But the real point of the earlier column was that broadcasters don't need to (and shouldn't) stop providing the traditional broadcast service - they can just add online service to their offerings, and cross-promote each service on the other for a real win-win. Moreover, many of the fixed costs required for OTA broadcasting noted above can be leveraged and repurposed with little or no additional expense to provide the means of production for online services. This provides OTA broadcasters with a substantial advantage over their non-broadcast competitors in the online radio marketplace, and they might also help protect the flanks in the ongoing battle with satellite radio.

HD Radio multicasting

An old elephant joke goes:

Q: "How do you get an elephant up in an oak tree?"

A: "Have him sit on an acorn and wait."

While we all would like to see the promise of HD Radio multicasting mature into a vibrant service expansion for terrestrial radio, even under the rosiest of a growth projections it will be years before HD Radio receiver penetration or usage matches that of Webcasting today. Even as HD Radio grows, online services may further accelerate their penetration, given the number of new broadband access systems, including highly portable wireless systems (which are even more attractive for audio services given their common incorporation with other desirable personal communications and/or digital storage devices). So although HD Radio multicasting shares traditional radio's business model, it may always be in a second-class position as an alternate delivery option for broadcasters.

Consider also that an HD Radio chipset with powering demands appropriate for portable usage is still years away, so HD listening will be constrained to the home or car for some time to come. This means that HD Radio won't likely benefit from the currently strong mass-market movement toward personal digital devices, nor allow the format to be bundled with portable products offering other compelling features (e.g., 3G phones or digital media/game players).
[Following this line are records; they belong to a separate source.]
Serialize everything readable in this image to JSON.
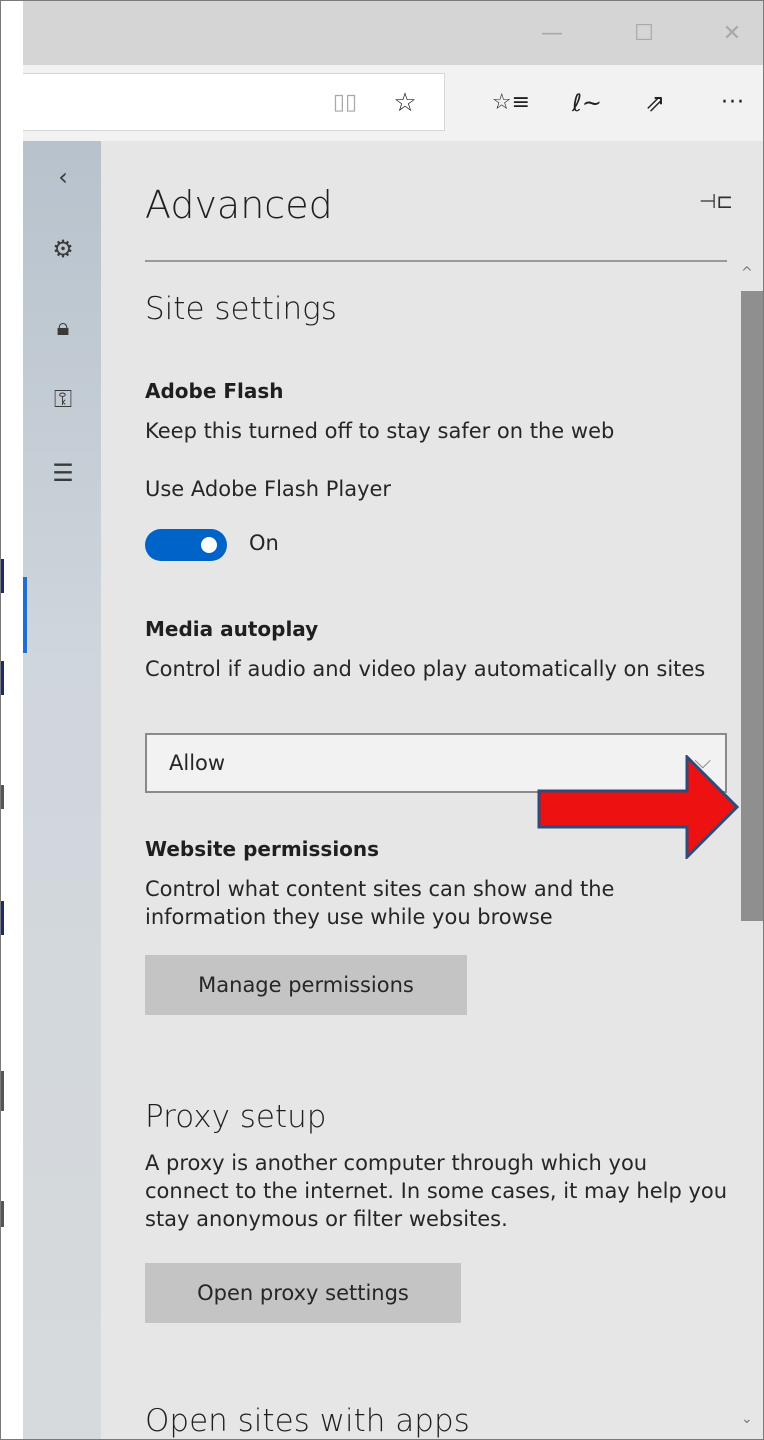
{
  "window": {
    "minimize_glyph": "—",
    "maximize_glyph": "☐",
    "close_glyph": "✕"
  },
  "toolbar": {
    "reading_view_icon": "book-icon",
    "favorite_icon": "star-icon",
    "favorites_hub_icon": "favorites-list-icon",
    "notes_icon": "pen-icon",
    "share_icon": "share-icon",
    "more_icon": "ellipsis-icon",
    "glyphs": {
      "reading": "▯▯",
      "star": "☆",
      "favbar": "☆≡",
      "pen": "ℓ~",
      "share": "⇗",
      "more": "···"
    }
  },
  "rail": {
    "items": [
      {
        "name": "back-icon",
        "glyph": "‹"
      },
      {
        "name": "gear-icon",
        "glyph": "⚙"
      },
      {
        "name": "lock-icon",
        "glyph": "🔒︎"
      },
      {
        "name": "key-icon",
        "glyph": "⚿"
      },
      {
        "name": "sliders-icon",
        "glyph": "☰"
      }
    ]
  },
  "panel": {
    "title": "Advanced",
    "pin_glyph": "⊣⊏",
    "site_settings": {
      "heading": "Site settings",
      "flash": {
        "label": "Adobe Flash",
        "description": "Keep this turned off to stay safer on the web",
        "toggle_caption": "Use Adobe Flash Player",
        "toggle_state": "On"
      },
      "autoplay": {
        "label": "Media autoplay",
        "description": "Control if audio and video play automatically on sites",
        "selected": "Allow"
      },
      "permissions": {
        "label": "Website permissions",
        "description": "Control what content sites can show and the information they use while you browse",
        "button": "Manage permissions"
      }
    },
    "proxy": {
      "heading": "Proxy setup",
      "description": "A proxy is another computer through which you connect to the internet. In some cases, it may help you stay anonymous or filter websites.",
      "button": "Open proxy settings"
    },
    "apps": {
      "heading": "Open sites with apps"
    }
  },
  "colors": {
    "accent": "#0063c7",
    "panel_bg": "#e6e6e6",
    "annotation_arrow": "#ee1111"
  }
}
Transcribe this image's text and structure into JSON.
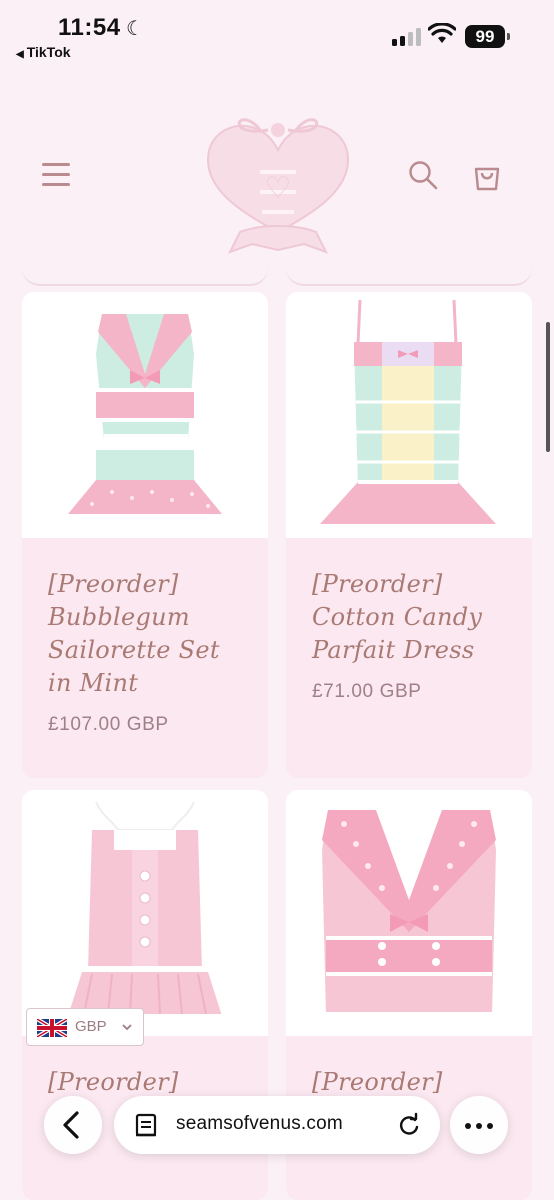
{
  "status_bar": {
    "time": "11:54",
    "back_app": "TikTok",
    "battery": "99"
  },
  "header": {
    "menu_icon": "hamburger-icon",
    "logo": "seams-of-venus-heart-logo",
    "search_icon": "search-icon",
    "cart_icon": "cart-icon"
  },
  "products": [
    {
      "title": "[Preorder] Bubblegum Sailorette Set in Mint",
      "price": "£107.00 GBP"
    },
    {
      "title": "[Preorder] Cotton Candy Parfait Dress",
      "price": "£71.00 GBP"
    },
    {
      "title": "[Preorder]",
      "price": ""
    },
    {
      "title": "[Preorder]",
      "price": ""
    }
  ],
  "currency": {
    "code": "GBP",
    "flag": "uk-flag-icon"
  },
  "browser": {
    "url": "seamsofvenus.com"
  },
  "colors": {
    "page_bg": "#fbf0f5",
    "card_bg": "#fbe8f0",
    "title_text": "#a97a74",
    "price_text": "#a08088",
    "icon_color": "#b98b8f"
  }
}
Therefore, while the HD conversion may pay dividends to broadcasters in the future, investment in online radio is a safer bet, with far more likely short-term benefits. Turning once again to the hymnal of financial advice: Diversify your investments wisely.

Thinking ahead

The bottom line is that broadcasters need to put their content where the listeners are - and where they will be. If this involves new expenditures and different revenue models, so be it; those are the costs of doing (and growing) business. Radio has showed its resilience to new competition in the past, but only because its captains were willing to try new things. Avoiding change because the old ways are cheaper and don't require new investments is not the smartest approach for the long term. Just ask the passenger train industry.

Yes, Ira, it's very cost-effective for broadcasters to send the same content to the entire market, but what if the audience (or at least a good part of it) wants more diverse and personalized services? As that sort of new media style become popular, broadcasters should make sure they are at the party, even if they need some new clothes and a little cab fare to get there.


Survival in a More Competitive World

But it is worthwhile to consider how the medium might fare in a new digital world. In fact, as my industry colleague Glynn Walden has recently pointed out, after Feb. 19, 2009, radio will be the sole remaining analog mass medium in the United States.

Charting the Digital Music Changes

In case you haven’t noticed, there have been a number of groundbreaking moves in digital music of late. The traditionally close business relationships between the music and radio industries have prompted some to ask how these changes might affect the emerging digital radio market.

Mythology Revised for the Digital Age

Pandora's shutdown would serve as a bellwether for the entire Internet radio industry. If one of the largest and most successful companies in this business cannot stay afloat, how can other, smaller operators hope to survive?